Finally, in Chapter 9 Searle relates the discussion of the book to the problem of free will. (The substance of this chapter was previously published as Searle 2000.) He quickly (perhaps too quickly) dismisses compatibilism. He argues that the psychological reality of the gap involves psychological indeterminism (a complete specification of all psychological causes would not be sufficient to determine the outcome), and that the question is whether this coexists with neurobiological determinism (in which case the psychologically real gap corresponds to no neurobiological reality and free will is a massive illusion) or whether it is matched by neurobiological indeterminism (giving rise to the difficulty of explaining how there could be causal efficacy which is not deterministic). Searle does not answer this question.
Searle’s writing in this book is characteristically clear and straightforward, and I find his arguments very persuasive – although this may be partly because they are very compatible with my own views! Particularly valuable are his attack on the dogma that ultimate motivators must be desires that are independent of reason and his analysis of the psychological gap. (Searle’s treatment of the psychological gap has some affinity with my argument in Hodgson 1999 that it is futile to look for a clincher in decision-making, other than the decision itself.)
However, while the case he makes out for commitments as desire-independent reasons is interesting, to my mind it does not fully answer the question of why a commitment and/or recognition thereof does and/or should motivate action, independently of desire. I do not think this can simply be a consequence of the generality of language, as Searle seems to suggest: I think that some appeal to and recognition of the force of guiding moral principles is necessary (cf. Hodgson 2001). In any event, I believe that the position that we can apply rationality to at least some of our desires does not stand or fall by these arguments: whilst there may be some plausibility in a suggestion that reason has little if any application to desires like hunger, thirst, or sex, the position that all motivators are desires can have plausibility only if one defines desires widely so that ultimate desires can include such things as desires to fulfil obligations and to do the right thing; and it is highly implausible to suggest that desires of that kind are or should be unaffected by reason.
Searle makes out a powerful case for the view that there is no algorithm for practical rationality, but sheds little light on what makes for satisfactory practical reasoning: if there is no algorithm, what explains how we recognise relevant motivators and non-motivational facts, and appraise and weigh these reasons; and what is it that distinguishes superior from inferior performances of these tasks?
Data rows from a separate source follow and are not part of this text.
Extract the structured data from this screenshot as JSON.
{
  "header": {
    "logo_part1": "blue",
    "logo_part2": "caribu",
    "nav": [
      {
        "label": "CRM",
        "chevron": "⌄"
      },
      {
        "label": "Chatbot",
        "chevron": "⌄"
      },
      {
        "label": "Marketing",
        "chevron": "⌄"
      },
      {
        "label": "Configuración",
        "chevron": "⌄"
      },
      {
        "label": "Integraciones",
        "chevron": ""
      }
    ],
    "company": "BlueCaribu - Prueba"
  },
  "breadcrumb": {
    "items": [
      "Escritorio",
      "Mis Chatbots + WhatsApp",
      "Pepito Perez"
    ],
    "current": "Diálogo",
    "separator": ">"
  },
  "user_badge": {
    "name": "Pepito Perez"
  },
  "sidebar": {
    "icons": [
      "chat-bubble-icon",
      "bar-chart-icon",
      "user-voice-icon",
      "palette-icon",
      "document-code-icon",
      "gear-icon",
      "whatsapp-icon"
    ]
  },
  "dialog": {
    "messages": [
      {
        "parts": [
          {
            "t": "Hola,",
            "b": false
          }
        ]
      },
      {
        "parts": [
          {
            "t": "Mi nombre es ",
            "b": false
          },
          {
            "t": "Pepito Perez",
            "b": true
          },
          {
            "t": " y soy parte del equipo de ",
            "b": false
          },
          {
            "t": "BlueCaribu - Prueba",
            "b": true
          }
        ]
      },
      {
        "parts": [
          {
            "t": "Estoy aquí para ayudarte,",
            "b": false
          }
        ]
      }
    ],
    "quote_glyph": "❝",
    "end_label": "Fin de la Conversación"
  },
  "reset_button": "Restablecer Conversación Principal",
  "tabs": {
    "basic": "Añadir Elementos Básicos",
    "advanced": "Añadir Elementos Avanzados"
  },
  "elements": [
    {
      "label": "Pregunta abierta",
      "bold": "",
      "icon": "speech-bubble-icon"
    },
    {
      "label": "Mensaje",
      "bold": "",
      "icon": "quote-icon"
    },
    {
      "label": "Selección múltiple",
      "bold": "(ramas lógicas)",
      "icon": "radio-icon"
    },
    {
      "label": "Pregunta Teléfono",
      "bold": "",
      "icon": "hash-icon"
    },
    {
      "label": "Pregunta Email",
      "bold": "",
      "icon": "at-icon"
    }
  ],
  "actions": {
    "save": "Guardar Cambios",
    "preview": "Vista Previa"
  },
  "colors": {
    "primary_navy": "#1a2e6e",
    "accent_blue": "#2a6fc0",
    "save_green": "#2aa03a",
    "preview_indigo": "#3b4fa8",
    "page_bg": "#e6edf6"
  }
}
Again, I think some guiding principles are involved, not merely in practical reasoning but also in plausible theoretical reasoning as well.
But it is not possible for one book to answer all questions, and I thoroughly recommend this book for its contribution to the philosophy of practical reasoning.
Hodgson, D. (1994), ‘Why Searle hasn’t rediscovered the mind’, Journal of Consciousness Studies 1, 264-74.
Hodgson, D. (1999), ‘Hume’s mistake’, in Libet, B., Freeman, A., and Sutherland, K. (eds) The Volitional Brain (Thorverton: Imprint Academic).
Hodgson, D. (2001), ‘Constraint, empowerment, and guidance: a conjectural classification of laws of nature’, Philosophy 76, 341-70.
Searle, J. R. (1992), The Rediscovery of the Mind (Cambridge MA: MIT).
Searle, J. R. (2000), ‘Consciousness, free action and the brain’, Journal of Consciousness Studies 7, 3-22.